“Asata members, representing more than 90% of the travel sector, are thoroughly vetted, ensuring travellers that they're partnering with true professionals. Beyond bookings, our members also rigorously vet their suppliers, amplifying safety in travel,” he said.

Recently, travellers who booked with Priority Escapes in Joburg were duped out of millions. The company has since shut its doors. Priority Escapes offered direct flights to the Seychelles and the Maldives but that arrangement was withdrawn by Air Seychelles and the company did not inform its clients.

“Unfortunately, Priority Escapes is not an Asata member and only time will tell how many travellers were scammed and what the damages will be. In these cases, recourse for clients is limited. What I can say is that any business that does not accept credit card payments, alarm bells should go off,” De Vries added.
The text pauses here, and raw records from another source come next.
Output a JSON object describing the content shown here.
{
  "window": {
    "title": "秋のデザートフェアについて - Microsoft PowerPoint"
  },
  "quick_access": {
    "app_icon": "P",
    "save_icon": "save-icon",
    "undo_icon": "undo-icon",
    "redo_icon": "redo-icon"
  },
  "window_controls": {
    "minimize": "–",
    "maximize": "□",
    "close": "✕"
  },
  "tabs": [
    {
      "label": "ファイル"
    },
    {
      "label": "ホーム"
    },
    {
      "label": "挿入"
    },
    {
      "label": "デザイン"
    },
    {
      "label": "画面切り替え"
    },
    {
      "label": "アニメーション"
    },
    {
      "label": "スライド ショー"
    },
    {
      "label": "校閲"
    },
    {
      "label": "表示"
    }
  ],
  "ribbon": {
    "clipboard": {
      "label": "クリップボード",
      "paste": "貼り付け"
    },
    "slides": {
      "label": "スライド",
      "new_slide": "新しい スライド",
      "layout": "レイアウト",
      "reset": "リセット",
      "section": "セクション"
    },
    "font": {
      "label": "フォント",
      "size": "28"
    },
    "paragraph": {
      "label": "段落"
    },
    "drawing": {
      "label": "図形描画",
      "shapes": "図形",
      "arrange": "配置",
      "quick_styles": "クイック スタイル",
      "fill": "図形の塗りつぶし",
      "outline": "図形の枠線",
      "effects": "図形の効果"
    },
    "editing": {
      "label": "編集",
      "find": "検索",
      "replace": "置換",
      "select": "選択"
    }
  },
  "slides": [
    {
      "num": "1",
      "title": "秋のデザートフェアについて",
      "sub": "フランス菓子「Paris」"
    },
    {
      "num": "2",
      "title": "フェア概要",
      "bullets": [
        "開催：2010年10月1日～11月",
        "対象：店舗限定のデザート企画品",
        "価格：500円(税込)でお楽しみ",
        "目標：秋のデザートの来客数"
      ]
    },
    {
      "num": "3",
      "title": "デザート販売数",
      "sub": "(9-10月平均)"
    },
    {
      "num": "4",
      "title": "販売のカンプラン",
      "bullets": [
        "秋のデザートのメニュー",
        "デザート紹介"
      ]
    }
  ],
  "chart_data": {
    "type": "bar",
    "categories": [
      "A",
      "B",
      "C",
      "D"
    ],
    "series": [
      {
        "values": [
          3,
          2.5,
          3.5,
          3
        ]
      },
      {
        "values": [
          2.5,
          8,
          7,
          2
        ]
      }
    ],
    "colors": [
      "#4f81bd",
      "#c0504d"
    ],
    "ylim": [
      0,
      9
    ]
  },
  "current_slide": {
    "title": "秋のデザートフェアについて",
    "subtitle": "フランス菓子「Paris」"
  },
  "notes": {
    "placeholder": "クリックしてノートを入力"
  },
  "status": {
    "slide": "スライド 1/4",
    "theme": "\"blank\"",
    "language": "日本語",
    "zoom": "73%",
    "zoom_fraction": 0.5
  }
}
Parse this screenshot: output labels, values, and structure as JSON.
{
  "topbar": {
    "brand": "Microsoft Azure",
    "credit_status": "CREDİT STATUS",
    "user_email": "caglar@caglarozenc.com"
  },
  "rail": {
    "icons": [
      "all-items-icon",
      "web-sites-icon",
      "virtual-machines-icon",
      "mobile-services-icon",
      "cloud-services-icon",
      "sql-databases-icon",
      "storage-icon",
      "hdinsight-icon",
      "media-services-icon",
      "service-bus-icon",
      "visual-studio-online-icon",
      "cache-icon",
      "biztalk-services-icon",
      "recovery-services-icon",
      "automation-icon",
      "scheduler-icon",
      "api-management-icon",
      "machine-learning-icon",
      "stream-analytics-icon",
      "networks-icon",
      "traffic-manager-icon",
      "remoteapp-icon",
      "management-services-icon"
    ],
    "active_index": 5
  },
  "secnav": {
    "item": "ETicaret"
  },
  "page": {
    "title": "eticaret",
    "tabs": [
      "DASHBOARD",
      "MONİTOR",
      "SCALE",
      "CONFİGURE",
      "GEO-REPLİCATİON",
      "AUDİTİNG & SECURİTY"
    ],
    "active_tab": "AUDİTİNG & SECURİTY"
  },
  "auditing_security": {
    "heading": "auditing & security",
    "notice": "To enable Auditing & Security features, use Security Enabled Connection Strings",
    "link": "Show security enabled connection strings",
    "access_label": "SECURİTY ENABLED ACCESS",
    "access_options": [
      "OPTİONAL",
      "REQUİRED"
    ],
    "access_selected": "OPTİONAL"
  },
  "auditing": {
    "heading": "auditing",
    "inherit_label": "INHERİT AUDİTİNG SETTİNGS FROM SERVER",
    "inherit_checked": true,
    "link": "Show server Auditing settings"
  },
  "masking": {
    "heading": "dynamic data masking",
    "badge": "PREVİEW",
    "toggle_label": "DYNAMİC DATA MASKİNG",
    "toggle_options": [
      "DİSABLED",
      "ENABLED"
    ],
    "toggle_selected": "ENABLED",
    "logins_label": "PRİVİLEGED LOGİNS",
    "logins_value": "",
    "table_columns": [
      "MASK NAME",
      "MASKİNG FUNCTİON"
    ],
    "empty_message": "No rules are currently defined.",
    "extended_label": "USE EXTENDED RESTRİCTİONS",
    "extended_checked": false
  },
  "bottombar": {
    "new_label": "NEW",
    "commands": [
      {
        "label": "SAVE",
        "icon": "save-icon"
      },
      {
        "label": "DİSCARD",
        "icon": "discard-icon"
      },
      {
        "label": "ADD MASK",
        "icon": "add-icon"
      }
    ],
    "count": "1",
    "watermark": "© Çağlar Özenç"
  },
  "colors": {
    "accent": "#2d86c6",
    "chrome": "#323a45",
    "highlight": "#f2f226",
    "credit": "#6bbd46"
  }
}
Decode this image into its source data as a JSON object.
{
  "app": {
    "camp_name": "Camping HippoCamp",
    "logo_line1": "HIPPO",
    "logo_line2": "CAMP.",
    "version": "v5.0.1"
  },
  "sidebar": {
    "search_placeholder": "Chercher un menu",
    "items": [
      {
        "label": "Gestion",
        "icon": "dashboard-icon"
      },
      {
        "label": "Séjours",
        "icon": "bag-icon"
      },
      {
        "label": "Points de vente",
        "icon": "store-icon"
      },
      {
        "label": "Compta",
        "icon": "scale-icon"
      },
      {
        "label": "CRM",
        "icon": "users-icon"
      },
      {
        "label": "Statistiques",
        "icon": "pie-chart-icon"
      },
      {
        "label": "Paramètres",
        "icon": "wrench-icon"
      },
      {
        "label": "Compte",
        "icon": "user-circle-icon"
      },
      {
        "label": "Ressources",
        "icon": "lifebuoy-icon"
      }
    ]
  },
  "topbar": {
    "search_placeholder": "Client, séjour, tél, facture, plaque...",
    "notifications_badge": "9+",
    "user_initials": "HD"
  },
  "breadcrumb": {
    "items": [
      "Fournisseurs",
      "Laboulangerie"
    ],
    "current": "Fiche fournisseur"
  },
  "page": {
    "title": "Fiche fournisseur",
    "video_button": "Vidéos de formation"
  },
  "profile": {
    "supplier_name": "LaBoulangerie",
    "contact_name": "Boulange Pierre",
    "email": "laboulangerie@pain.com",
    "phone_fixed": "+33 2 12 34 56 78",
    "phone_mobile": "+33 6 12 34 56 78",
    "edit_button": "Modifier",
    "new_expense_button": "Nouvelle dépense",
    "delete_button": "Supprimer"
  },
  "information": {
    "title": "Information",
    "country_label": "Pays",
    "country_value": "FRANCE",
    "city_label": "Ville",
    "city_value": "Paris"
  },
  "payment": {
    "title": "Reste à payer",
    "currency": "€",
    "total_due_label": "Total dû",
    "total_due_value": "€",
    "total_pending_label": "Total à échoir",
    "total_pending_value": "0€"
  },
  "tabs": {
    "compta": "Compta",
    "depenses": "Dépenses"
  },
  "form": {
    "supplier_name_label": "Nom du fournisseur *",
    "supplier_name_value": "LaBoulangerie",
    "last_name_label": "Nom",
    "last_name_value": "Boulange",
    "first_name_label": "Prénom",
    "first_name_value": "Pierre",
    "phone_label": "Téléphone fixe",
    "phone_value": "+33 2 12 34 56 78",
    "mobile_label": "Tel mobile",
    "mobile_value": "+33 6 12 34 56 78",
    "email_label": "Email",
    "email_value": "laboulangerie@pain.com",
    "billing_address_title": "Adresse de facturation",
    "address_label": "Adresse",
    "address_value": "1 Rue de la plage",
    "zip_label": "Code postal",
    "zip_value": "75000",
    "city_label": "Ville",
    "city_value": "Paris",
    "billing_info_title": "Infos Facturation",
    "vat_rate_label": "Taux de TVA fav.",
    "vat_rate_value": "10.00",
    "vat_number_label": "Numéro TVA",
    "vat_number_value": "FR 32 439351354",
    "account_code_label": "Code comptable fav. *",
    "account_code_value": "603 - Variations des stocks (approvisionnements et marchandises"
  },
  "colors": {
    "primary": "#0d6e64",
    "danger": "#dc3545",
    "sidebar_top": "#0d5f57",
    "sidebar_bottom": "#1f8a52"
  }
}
The number of scams and fraudulent activity seems to be ever evolving, warns Asata CEO, Otto de Vries. Picture: Supplied.

Established in 1956, Asata promotes professional service in the travel industry for

both members and their clients. Asata’s membership is voluntary and includes South African retail travel agents, travel management companies, wholesalers and suppliers of travel-related products and services. The association also audits the books of its members annually to make sure the best practices are in place.

The demand in global travel rose by a staggering 31% in March 2023 compared to 2019 figures and is estimated to reach a whopping $853.8 billion by the close of 2023. But with booming industries come challenges. TransUnion’s 2021 data showed a 156% increase in travel fraud. For South Africans, aligning with esteemed industry organisations like Asata, acts as a protective barrier.

With its majority representation, Asata mandates its members to maintain stringent standards, ensuring travellers connect with only the most reputable professionals.

“When committing a significant amount for holidays, travellers need more than just promises. They require proven assurance. Asata stands as that beacon of trust in the travel realm, diligently guiding travellers towards genuine and professional industry experts,” De Vries emphasised.

But what pitfalls should South African travellers be vigilant about?

“Too Good To Be True” deals: The oldest trick in the book yet still alarmingly effective. Jaw-dropping prices, exclusive deals, and limited-time offers can make even the savviest traveller click. Remember, if an offer sounds too good to be true, it probably is.

Bogus Booking Websites: Behind polished designs and breathtaking destination photos lurk fraudsters waiting for your click. These faux websites vanish overnight, taking your hard-earned money with them.

Phantom Flight Tickets: A sudden deal to popular destinations like Nigeria, India, or Pakistan catches your eye. After payment, the airline ticket either never arrives, or if it does, it’s a fake.

The intent? Targeting those eager to visit friends and family and playing on your emotions.

High-Profile Event Scams: Major events, such as sports tournaments or religious pilgrimages, are a gold mine for scammers. With limited ticket availability driving up prices, events like the European Football Championships or the Olympics become hot targets for bogus offers.

Holiday Accommodation Scandals: Imagine this: A serene villa by the beach, listed at a steal. But in reality, it’s a web of lies spun on fake websites, or through hacked legitimate accounts and deceptive adverts spread across social media.

Email Traps: A seemingly innocent email from a “reputable” travel company might just be a phishing scheme. They’ll coax personal details out of you, often under the guise of “confirmation”.

The Saturday Star